At the 2018 American Society of Hematology (ASH) Annual Meeting in San Diego, Dr. Howard Levy, Chief Medical Officer of Catalyst Biosciences discusses hemophilia and his company’s poster at the meeting: Updated Positive Interim Data from Its Phase 2/3 Study of Marzeptacog Alfa (Activated) in Individuals with Hemophilia A or B with Inhibitors.

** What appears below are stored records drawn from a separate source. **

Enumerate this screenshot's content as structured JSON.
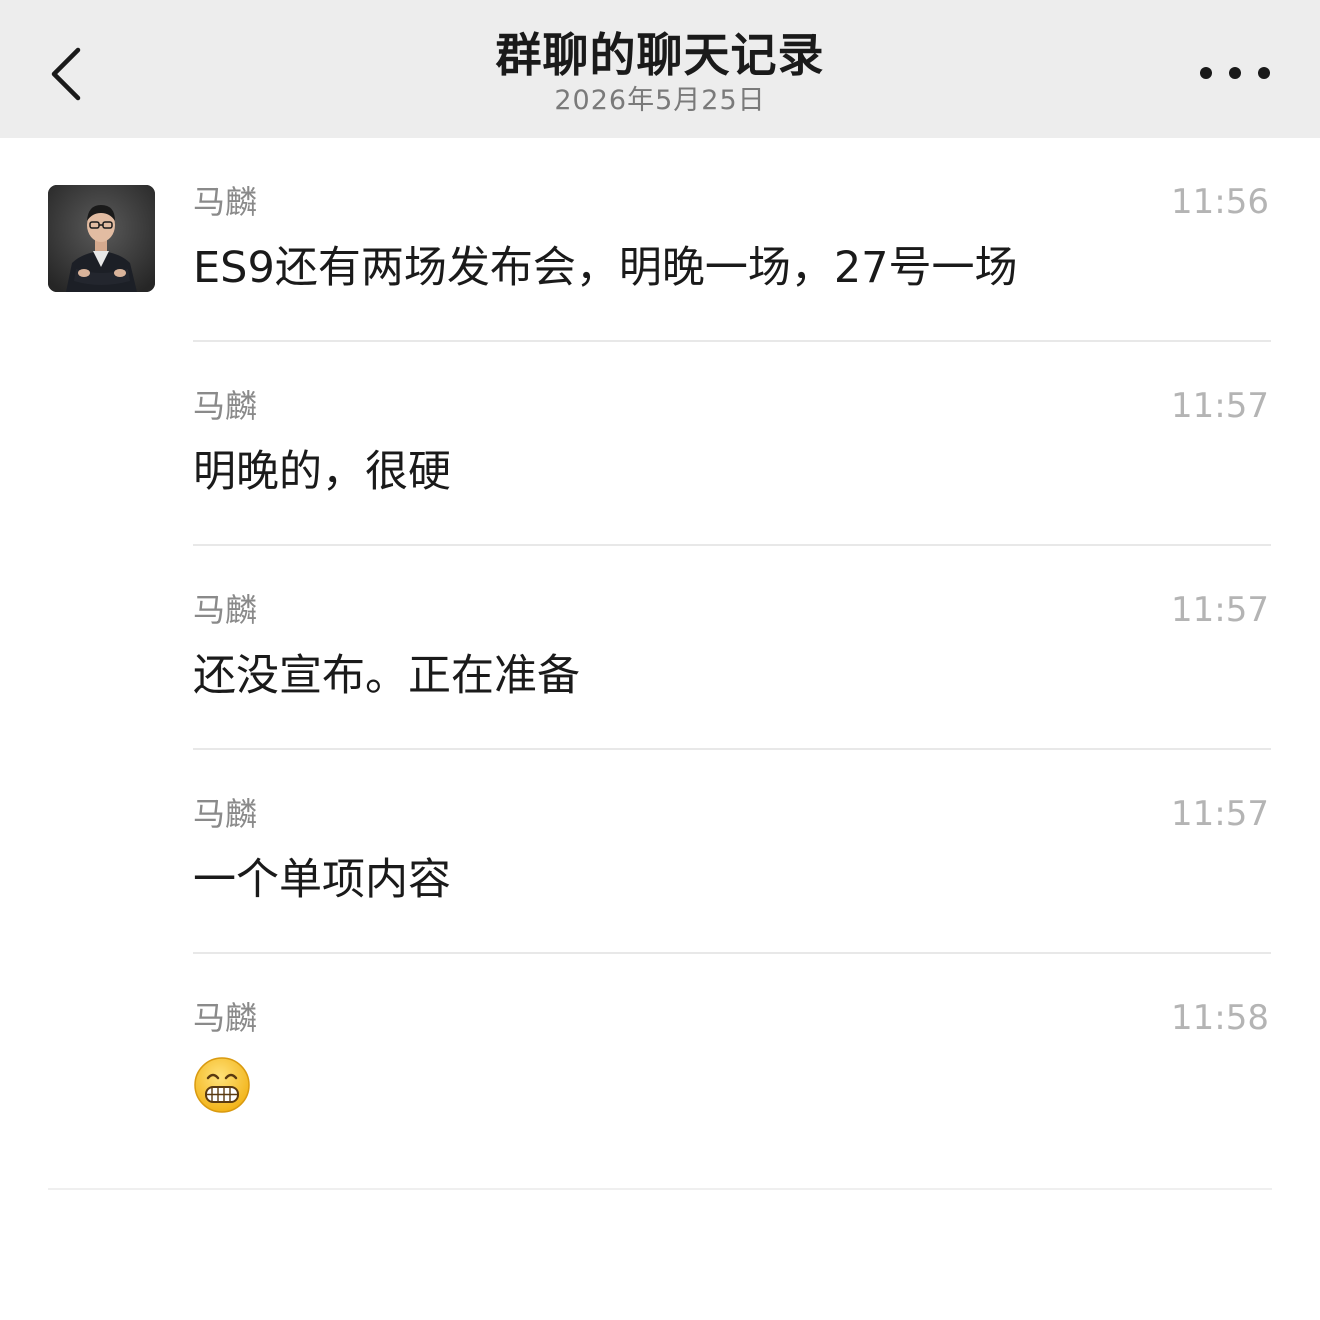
{
  "header": {
    "title": "群聊的聊天记录",
    "subtitle": "2026年5月25日",
    "back_icon": "chevron-left-icon",
    "more_icon": "more-dots-icon"
  },
  "messages": [
    {
      "sender": "马麟",
      "time": "11:56",
      "text": "ES9还有两场发布会，明晚一场，27号一场"
    },
    {
      "sender": "马麟",
      "time": "11:57",
      "text": "明晚的，很硬"
    },
    {
      "sender": "马麟",
      "time": "11:57",
      "text": "还没宣布。正在准备"
    },
    {
      "sender": "马麟",
      "time": "11:57",
      "text": "一个单项内容"
    },
    {
      "sender": "马麟",
      "time": "11:58",
      "emoji": "grinning-face-icon"
    }
  ],
  "colors": {
    "header_bg": "#ededed",
    "text_primary": "#1a1a1a",
    "text_secondary": "#8a8a8a",
    "time": "#b4b4b4",
    "emoji_face": "#f7c531"
  }
}
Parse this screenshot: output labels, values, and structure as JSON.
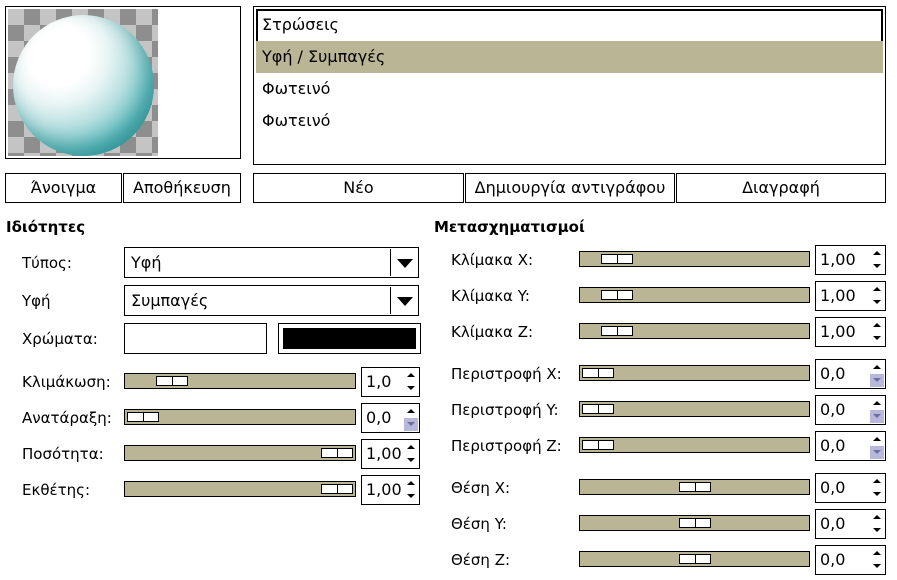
{
  "preview": {
    "alt": ""
  },
  "layers": {
    "items": [
      {
        "label": "Στρώσεις"
      },
      {
        "label": "Υφή / Συμπαγές"
      },
      {
        "label": "Φωτεινό"
      },
      {
        "label": "Φωτεινό"
      }
    ],
    "focused_index": 0,
    "selected_index": 1
  },
  "buttons": {
    "open": "Άνοιγμα",
    "save": "Αποθήκευση",
    "new": "Νέο",
    "duplicate": "Δημιουργία αντιγράφου",
    "delete": "Διαγραφή"
  },
  "properties": {
    "header": "Ιδιότητες",
    "type_label": "Τύπος:",
    "type_value": "Υφή",
    "texture_label": "Υφή",
    "texture_value": "Συμπαγές",
    "colors_label": "Χρώματα:",
    "color1": "#ffffff",
    "color2": "#000000",
    "scale": {
      "label": "Κλιμάκωση:",
      "value": "1,0",
      "fraction": 0.15
    },
    "turbulence": {
      "label": "Ανατάραξη:",
      "value": "0,0",
      "fraction": 0.0
    },
    "amount": {
      "label": "Ποσότητα:",
      "value": "1,00",
      "fraction": 1.0
    },
    "exponent": {
      "label": "Εκθέτης:",
      "value": "1,00",
      "fraction": 1.0
    }
  },
  "transforms": {
    "header": "Μετασχηματισμοί",
    "rows": [
      {
        "label": "Κλίμακα X:",
        "value": "1,00",
        "fraction": 0.1,
        "min": false
      },
      {
        "label": "Κλίμακα Y:",
        "value": "1,00",
        "fraction": 0.1,
        "min": false
      },
      {
        "label": "Κλίμακα Z:",
        "value": "1,00",
        "fraction": 0.1,
        "min": false
      },
      {
        "label": "Περιστροφή X:",
        "value": "0,0",
        "fraction": 0.0,
        "min": true
      },
      {
        "label": "Περιστροφή Y:",
        "value": "0,0",
        "fraction": 0.0,
        "min": true
      },
      {
        "label": "Περιστροφή Z:",
        "value": "0,0",
        "fraction": 0.0,
        "min": true
      },
      {
        "label": "Θέση X:",
        "value": "0,0",
        "fraction": 0.5,
        "min": false
      },
      {
        "label": "Θέση Y:",
        "value": "0,0",
        "fraction": 0.5,
        "min": false
      },
      {
        "label": "Θέση Z:",
        "value": "0,0",
        "fraction": 0.5,
        "min": false
      }
    ]
  }
}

Hemophilia is a bleeding disorder that slows the blood clotting process. People with this disorder experience prolonged bleeding following an injury, surgery, or having a tooth pulled. In severe cases, heavy bleeding occurs after minor trauma or in the absence of injury. Serious complications can result from bleeding into the joints, muscles, brain, or other internal organs. The major types of this disorder are hemophilia A and hemophilia B. Although the two types have very similar signs and symptoms, they are caused by mutations in different genes. People with an unusual form of hemophilia B, known as hemophilia B Leyden, experience episodes of excessive bleeding in childhood, but have few bleeding problems after puberty. Another form of the disorder, acquired hemophilia, is not caused by inherited gene mutations.
Catalyst Biosciences, Inc. (NASDAQ: CBIO), a clinical-stage biopharmaceutical company focused on developing novel medicines to address hematology indications, today announced additional positive interim data from its Phase 2/3 study of subcutaneous prophylactic Factor VIIa (FVIIa) variant marzeptacog alfa (activated) (MarzAA), currently being developed for the treatment of hemophilia A or B with inhibitors. The data were presented in a poster at the 60THAmerican Society of Hematology (ASH) Annual Meeting & Exposition on December 1, 2018 in San Diego.
“These results support the efficacy of MarzAA as a subcutaneous prophylactic treatment option for individuals with hemophilia A or B with inhibitors,” said Nassim Usman, Ph.D., chief executive officer of Catalyst. “We observed that bleeding in individuals with high annualized bleed rates is significantly reduced or eliminated during MarzAA treatment. With these new data from two additional individuals who have successfully completed the trial, we are optimistic about the potential for MarzAA treatment to achieve extremely low annualized spontaneous bleed rates with individualized, subcutaneous daily dosing.”
Dr. Howard Levy, chief medical officer of Catalyst, presented the updated results, including the new data from two additional subjects who have completed the Phase 2/3 MarzAA trial. The first subject, who had an annualized bleed rate (ABR) of 15.2, had no bleeds during 50 days of treatment with 30 µg/kg MarzAA. The second subject, who had an ABR of 22.2, experienced a bleed on Day 4 that did not require treatment. The subject continued on the 30 µg/kg dose level, as the bleed occurred within the first five days of dosing when FVIIa levels are still increasing to therapeutic levels and completed the trial with no additional bleeds during the treatment period.
To date, 13 subjects have consented and five have completed dosing in the Phase 2/3 MarzAA trial. These five subjects had an ABR range of 15.2-26.7 before MarzAA treatment. Three participants experienced no bleeds with individualized dosing of either 30 µg/kg or 60 µg/kg MarzAA and two others had clinically significant reductions in ABR. The median proportion of days with bleeding during the pre-study period was 11.9% and this was significantly reduced to a median of 0.5% during the treatment period. Through a total of more than 300 days of subcutaneous dosing, no injection site reactions or anti-drug antibodies to MarzAA have been detected. In one subject, two subcutaneous injections resulted in a mild localized hematoma that resolved without sequelae or treatment. Final data from the study are expected in the first half of 2019.